- **Records to process**:
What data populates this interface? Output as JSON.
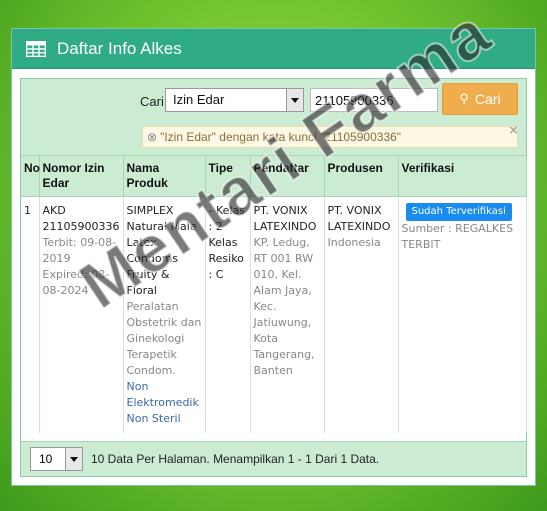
{
  "panel": {
    "title": "Daftar Info Alkes",
    "icon": "table-icon"
  },
  "search": {
    "label": "Cari",
    "type_selected": "Izin Edar",
    "keyword": "21105900336",
    "button_label": "Cari",
    "filter_text": "\"Izin Edar\" dengan kata kunci \"21105900336\""
  },
  "table": {
    "headers": [
      "No",
      "Nomor Izin Edar",
      "Nama Produk",
      "Tipe",
      "Pendaftar",
      "Produsen",
      "Verifikasi"
    ],
    "rows": [
      {
        "no": "1",
        "nomor": {
          "jenis": "AKD",
          "nomor": "21105900336",
          "terbit": "Terbit: 09-08-2019",
          "expired": "Expired: 08-08-2024"
        },
        "produk": {
          "nama": "SIMPLEX Natural Male Latex Condoms Fruity & Floral",
          "kategori": "Peralatan Obstetrik dan Ginekologi Terapetik Condom.",
          "jenis": "Non Elektromedik Non Steril"
        },
        "tipe": "- Kelas : 2 Kelas Resiko : C",
        "pendaftar": {
          "nama": "PT. VONIX LATEXINDO",
          "alamat": "KP. Ledug, RT 001 RW 010, Kel. Alam Jaya, Kec. Jatiuwung, Kota Tangerang, Banten"
        },
        "produsen": {
          "nama": "PT. VONIX LATEXINDO",
          "negara": "Indonesia"
        },
        "verifikasi": {
          "badge": "Sudah Terverifikasi",
          "sumber": "Sumber : REGALKES TERBIT"
        }
      }
    ]
  },
  "footer": {
    "per_page": "10",
    "text": "10 Data Per Halaman. Menampilkan 1 - 1 Dari 1 Data."
  },
  "watermark": "Mentari Farma",
  "colors": {
    "header_green": "#2fab86",
    "light_green": "#ccebd3",
    "button_orange": "#f0ad4e",
    "badge_blue": "#1a8cf0"
  }
}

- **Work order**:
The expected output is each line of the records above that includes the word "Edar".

- **Response to the exercise**:
    "type_selected": "Izin Edar",
    "filter_text": "\"Izin Edar\" dengan kata kunci \"21105900336\""
      "Nomor Izin Edar",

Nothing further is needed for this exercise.